The key and token fields need to be replaced with your API key and access key, whereas the name and desc fields can be customized to suit your needs: what I have shown above is just an example which should work reasonably well in most cases. You can add or remove other event variables as you wish. The upcoming v3.1 will include Trello in the template list to make this a bit easier.
Once the action is configured, click the Test button to ensure that all IDs have been specified correctly. If the test succeeds, then you should see a new card in the “Active Alerts” list in the EventSentry Alerts board.
Of course an action alone will not forward any alerts to Trello, so you will need to make some changes to your filters and packages. You can either modify existing filters / event log packages and replace the email action with the new Trello HTTP action, or add the Trello action to existing event log packages / filters. Remember that actions can be defined on a package-level through the package properties as well which can help save time.
Managing Alert Cards
Once your first alert card arrives in the “Active” lists and is analyzed by a team member, a few actions can be taken:
You can add a team member to the card, essentially assigning the alert to them. You can add multiple team members as well
If the event is a false alert, it can be moved to a “False Alert” list, which would indicate that an exclusion filter should be setup in EventSentry

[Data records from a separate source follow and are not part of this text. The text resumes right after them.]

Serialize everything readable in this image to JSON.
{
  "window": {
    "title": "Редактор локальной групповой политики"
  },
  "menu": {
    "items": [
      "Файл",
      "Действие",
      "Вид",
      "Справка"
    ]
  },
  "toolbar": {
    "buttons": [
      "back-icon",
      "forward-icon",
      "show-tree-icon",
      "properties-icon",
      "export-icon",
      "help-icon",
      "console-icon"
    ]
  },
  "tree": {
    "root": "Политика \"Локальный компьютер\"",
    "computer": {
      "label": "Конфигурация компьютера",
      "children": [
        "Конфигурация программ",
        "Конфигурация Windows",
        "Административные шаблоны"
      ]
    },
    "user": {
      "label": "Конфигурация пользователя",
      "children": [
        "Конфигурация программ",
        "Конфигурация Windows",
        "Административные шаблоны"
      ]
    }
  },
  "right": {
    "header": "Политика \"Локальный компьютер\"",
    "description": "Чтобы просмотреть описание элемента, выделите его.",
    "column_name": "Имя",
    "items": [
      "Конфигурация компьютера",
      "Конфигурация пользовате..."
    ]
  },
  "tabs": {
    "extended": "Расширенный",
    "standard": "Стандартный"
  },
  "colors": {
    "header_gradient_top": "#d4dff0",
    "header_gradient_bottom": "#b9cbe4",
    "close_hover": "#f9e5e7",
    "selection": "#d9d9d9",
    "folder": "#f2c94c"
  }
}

You can assign a due date, if the alert requires a resolution by a specific date
You can add a comment to the card
You can label the card (e.g. “Important”)
You can archive & delete the card
As you can see, despite its simplicity, Trello offers quite a few features to manage and collaborate. This ensures that alerts don’t disappear in an email inbox somewhere and instead are acted upon, while also allowing collaboration with comments, due dates and such.
Additional Tips & Tricks for Trello
In order to get alerted when a new alert card is created in the EventSentry Alert boards, you’ll need to subscribe to the board. This ensures that you will get a notification on your mobile phone, browser (when enabled http://blog.trello.com/how-to-use-trello-like-a-pro/) or email every time there is activity on a board. Activities include new cards being created, cards being moved to a different list, users being added to cards and so forth.
Note: You will not get a notification if the EventSentry Agent is submitting new cards while using your access key (only other users will see the alerts). This is because Trello assumes that you are creating the cards, and subsequently not notifying you about them.
One way to circumvent this restriction is to create a “service” account (e.g. email@example.com) and issue the access token under this user. Then, everybody will see the alerts.
But don’t stop there!
Of course you can use Trello for what it was originally designed to do as well – manage tasks. We’ve found it to be a great and easy way to handle ToDo lists for teams, resulting in more transparency and efficiency. Assigning a task is quick and easy, and team members can easily track progress with projects – without pesky emails floating around between team members.
Now you just have to get all your To-Do items actually done too. But at least I can now move my “Create Trello Blog Post” card into the “Done” list. And that feels good.